Task statement ▸
Whenever the string "this" appears in a line below, please copy the line out.
# # # # #
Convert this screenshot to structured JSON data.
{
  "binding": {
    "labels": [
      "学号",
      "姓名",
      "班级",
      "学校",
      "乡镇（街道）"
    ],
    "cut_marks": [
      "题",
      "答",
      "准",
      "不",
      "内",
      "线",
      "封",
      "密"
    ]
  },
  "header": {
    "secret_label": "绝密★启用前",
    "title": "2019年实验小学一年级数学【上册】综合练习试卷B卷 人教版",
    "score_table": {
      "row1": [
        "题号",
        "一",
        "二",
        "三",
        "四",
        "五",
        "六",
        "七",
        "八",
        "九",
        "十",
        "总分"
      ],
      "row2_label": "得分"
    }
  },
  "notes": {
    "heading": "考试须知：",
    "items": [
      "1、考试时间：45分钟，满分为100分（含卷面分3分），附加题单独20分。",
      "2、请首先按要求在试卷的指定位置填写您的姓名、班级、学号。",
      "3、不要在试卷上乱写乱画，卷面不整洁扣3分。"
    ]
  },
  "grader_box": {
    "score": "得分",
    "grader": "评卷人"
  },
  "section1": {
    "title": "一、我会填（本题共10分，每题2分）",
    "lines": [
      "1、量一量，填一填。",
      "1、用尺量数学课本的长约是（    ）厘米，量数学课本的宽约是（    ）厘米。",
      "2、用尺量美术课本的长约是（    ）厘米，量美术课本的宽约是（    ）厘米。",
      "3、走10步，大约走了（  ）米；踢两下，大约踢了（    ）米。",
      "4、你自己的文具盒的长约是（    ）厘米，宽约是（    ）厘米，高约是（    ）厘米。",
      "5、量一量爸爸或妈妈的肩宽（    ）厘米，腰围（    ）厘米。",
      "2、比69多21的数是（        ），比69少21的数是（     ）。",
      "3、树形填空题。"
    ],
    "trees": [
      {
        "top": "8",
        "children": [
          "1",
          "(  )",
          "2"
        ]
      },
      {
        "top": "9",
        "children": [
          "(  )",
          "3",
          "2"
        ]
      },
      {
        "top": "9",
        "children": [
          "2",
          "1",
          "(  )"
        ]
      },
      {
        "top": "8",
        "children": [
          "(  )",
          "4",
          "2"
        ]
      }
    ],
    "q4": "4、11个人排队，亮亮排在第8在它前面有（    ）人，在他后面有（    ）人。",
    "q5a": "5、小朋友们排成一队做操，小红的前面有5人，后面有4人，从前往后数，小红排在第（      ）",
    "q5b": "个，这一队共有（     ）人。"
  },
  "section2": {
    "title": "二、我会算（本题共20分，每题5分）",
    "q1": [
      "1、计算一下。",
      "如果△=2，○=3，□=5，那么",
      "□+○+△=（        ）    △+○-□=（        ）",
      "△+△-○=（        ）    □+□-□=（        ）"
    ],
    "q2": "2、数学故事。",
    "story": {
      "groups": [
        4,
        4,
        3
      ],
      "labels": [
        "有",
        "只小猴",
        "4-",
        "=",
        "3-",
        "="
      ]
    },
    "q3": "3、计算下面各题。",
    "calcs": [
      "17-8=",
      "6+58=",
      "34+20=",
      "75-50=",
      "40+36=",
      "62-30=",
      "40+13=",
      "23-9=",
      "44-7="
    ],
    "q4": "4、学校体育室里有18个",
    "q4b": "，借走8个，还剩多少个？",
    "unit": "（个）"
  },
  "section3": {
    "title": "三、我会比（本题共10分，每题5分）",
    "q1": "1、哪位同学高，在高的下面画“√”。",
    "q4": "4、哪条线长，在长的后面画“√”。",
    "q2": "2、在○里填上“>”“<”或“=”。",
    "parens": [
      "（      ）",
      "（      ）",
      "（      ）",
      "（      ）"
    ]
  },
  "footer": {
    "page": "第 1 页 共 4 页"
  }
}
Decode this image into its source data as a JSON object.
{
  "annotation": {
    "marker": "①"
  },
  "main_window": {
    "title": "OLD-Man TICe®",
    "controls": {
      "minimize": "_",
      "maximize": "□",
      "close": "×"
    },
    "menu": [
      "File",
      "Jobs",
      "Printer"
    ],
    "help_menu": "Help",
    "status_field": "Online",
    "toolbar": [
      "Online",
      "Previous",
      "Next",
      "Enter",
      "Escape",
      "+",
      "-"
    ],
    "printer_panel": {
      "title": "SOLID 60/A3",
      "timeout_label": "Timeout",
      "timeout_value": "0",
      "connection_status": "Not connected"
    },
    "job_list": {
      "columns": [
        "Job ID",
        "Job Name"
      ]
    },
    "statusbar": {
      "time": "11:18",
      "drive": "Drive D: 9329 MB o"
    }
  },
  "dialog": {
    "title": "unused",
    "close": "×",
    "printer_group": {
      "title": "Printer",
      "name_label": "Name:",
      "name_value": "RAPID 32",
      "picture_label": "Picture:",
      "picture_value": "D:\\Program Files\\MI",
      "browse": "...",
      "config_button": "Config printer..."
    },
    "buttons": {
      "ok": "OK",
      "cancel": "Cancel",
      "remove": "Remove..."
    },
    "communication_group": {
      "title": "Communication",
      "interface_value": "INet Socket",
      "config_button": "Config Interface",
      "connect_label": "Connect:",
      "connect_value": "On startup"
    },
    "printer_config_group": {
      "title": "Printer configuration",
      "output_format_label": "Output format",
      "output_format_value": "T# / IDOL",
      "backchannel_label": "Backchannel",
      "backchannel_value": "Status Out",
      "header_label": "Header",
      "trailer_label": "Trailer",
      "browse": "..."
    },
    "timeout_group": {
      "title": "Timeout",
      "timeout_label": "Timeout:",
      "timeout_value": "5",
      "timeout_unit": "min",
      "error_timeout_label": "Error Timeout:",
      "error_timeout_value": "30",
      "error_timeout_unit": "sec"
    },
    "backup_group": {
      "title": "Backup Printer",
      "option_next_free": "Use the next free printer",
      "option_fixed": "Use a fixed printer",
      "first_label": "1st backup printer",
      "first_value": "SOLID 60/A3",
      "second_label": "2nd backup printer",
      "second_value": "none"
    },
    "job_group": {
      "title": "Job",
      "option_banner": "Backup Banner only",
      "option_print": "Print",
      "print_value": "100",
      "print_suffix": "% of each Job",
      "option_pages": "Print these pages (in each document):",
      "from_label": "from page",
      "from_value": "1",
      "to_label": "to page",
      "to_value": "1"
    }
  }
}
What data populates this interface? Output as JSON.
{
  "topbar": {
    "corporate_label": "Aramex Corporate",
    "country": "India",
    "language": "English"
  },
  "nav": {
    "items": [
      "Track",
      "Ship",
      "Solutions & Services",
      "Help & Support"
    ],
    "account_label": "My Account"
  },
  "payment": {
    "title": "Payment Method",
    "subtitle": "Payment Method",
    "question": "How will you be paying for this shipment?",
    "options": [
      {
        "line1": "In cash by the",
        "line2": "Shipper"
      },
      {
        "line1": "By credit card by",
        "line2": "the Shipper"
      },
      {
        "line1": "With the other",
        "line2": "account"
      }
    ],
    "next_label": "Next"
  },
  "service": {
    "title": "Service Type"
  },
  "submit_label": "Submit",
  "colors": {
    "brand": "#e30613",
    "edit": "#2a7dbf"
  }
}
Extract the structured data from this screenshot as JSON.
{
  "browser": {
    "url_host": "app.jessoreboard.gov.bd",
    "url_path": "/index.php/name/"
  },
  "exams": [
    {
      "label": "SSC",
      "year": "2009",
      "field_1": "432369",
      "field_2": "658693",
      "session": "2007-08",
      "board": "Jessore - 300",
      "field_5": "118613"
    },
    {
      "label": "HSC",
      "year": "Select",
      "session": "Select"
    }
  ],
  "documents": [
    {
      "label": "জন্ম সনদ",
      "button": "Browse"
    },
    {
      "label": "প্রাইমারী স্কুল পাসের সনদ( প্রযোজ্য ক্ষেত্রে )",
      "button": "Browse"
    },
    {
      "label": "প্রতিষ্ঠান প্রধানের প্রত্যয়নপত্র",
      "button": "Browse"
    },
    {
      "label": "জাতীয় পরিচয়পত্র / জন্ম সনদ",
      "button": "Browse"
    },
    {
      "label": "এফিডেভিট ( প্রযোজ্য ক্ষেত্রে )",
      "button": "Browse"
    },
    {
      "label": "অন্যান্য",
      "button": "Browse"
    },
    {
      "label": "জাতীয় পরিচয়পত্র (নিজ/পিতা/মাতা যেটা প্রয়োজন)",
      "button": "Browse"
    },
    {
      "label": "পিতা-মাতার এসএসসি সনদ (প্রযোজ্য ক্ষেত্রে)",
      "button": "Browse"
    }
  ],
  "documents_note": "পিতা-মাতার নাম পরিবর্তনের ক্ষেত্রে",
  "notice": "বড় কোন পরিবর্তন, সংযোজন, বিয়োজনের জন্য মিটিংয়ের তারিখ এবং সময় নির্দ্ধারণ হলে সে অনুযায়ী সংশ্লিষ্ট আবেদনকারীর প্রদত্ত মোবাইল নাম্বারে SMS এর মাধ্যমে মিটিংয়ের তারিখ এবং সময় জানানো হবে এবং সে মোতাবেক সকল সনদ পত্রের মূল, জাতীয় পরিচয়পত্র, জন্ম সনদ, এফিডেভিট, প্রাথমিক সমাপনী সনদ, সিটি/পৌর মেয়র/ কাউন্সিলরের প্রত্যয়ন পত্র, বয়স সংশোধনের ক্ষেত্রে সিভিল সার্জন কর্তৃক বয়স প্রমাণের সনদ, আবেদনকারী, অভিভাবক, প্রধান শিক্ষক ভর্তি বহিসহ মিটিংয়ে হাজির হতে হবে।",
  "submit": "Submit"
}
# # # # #
Answer space ▸
Convert this screenshot to structured JSON data.
Decode this image into its source data as a JSON object.
What data populates this interface? Output as JSON.
    "question": "How will you be paying for this shipment?",
Extract the structured data from this screenshot as JSON.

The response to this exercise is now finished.